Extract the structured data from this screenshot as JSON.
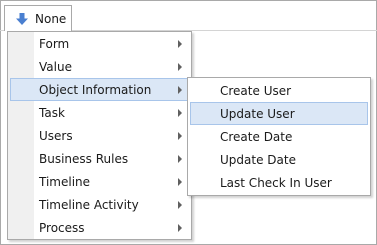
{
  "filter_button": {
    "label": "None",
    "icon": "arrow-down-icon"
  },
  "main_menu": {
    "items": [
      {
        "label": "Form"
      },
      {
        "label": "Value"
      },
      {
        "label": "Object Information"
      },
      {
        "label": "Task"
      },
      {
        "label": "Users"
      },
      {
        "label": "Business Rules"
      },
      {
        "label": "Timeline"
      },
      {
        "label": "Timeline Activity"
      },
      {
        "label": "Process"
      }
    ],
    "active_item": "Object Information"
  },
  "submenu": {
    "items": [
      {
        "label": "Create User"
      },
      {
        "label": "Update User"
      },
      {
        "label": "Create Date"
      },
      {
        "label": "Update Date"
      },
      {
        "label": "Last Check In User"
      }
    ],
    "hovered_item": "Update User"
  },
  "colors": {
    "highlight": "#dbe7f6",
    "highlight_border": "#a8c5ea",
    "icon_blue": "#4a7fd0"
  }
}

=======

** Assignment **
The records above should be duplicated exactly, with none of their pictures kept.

** Answer space **
Extract the structured data from this screenshot as JSON.
{
  "filter_button": {
    "label": "None",
    "icon": "arrow-down-icon"
  },
  "main_menu": {
    "items": [
      {
        "label": "Form"
      },
      {
        "label": "Value"
      },
      {
        "label": "Object Information"
      },
      {
        "label": "Task"
      },
      {
        "label": "Users"
      },
      {
        "label": "Business Rules"
      },
      {
        "label": "Timeline"
      },
      {
        "label": "Timeline Activity"
      },
      {
        "label": "Process"
      }
    ],
    "active_item": "Object Information"
  },
  "submenu": {
    "items": [
      {
        "label": "Create User"
      },
      {
        "label": "Update User"
      },
      {
        "label": "Create Date"
      },
      {
        "label": "Update Date"
      },
      {
        "label": "Last Check In User"
      }
    ],
    "hovered_item": "Update User"
  },
  "colors": {
    "highlight": "#dbe7f6",
    "highlight_border": "#a8c5ea",
    "icon_blue": "#4a7fd0"
  }
}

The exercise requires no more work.